There’s only one viable way to make that happen — by slapping the franchise tag on Flynn and then trading him. Though, as Tom Silverstein of the Milwaukee Journal Sentinel points out, such a strategy technically violates the CBA’s requirements regarding the use of the franchise tender, it has happened before. Most notably, it occurred in 2009, when the Patriots applied to tag to Matt Cassel after he filled in for an injured Tom Brady, starting 15 games and finishing the season opener. New England then traded Cassel, plus linebacker Mike Vrabel, to the Chiefs for a second-round pick.
Besides, it won’t be an issue unless Flynn wants to fight it. And why would he fight a one-year guaranteed salary in the amount of $14.5 million? Flynn would sign the tender immediately, and then he’d wait to see what happens.
The risk for the Packers is that no other team would want to send a first-round pick (and maybe more) to Green Bay for Flynn and also sign Flynn to a long-term deal with that one-year, $14.5 million guaranteed salary as the starting point for negotiations. After all, Flynn has started only two career games; it’s impossible to rule out the possibility that Mike McCarthy has opened an Andy Reid-style quarterback factory in Green Bay, with guys like Flynn playing far better for the Packers than they would perform anywhere else.
If, in the end, no one is willing to trade for Flynn, the Packers would be stuck with a backup quarterback with an eight-figure cap number, who would be making $6.5 million more in base salary than the eventual 2011 NFL MVP.
Some would say it’s a good problem to have. Come February, Packers G.M. Ted Thompson may feel much differently.
Rodney Harrison, Peter King, Russ Thaler, and yours truly talked about Flynn’s status on Monday’s NBC SportsTalk.
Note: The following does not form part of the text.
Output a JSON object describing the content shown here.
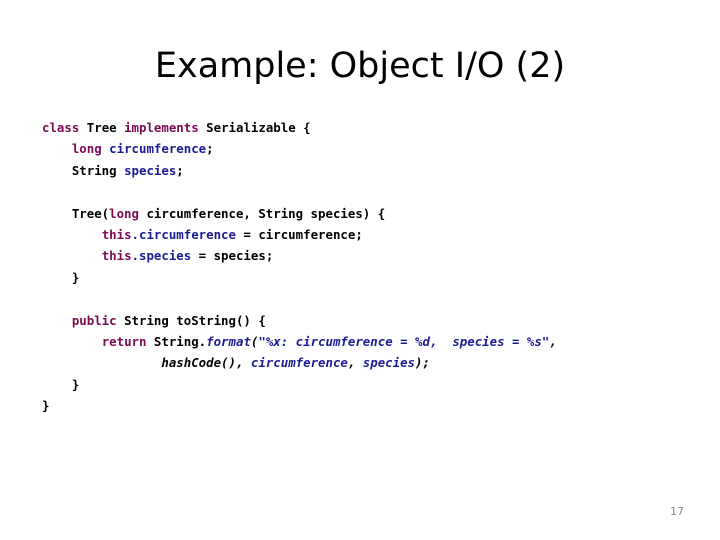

Those of you enjoying the non-app full version of the site can watch it below.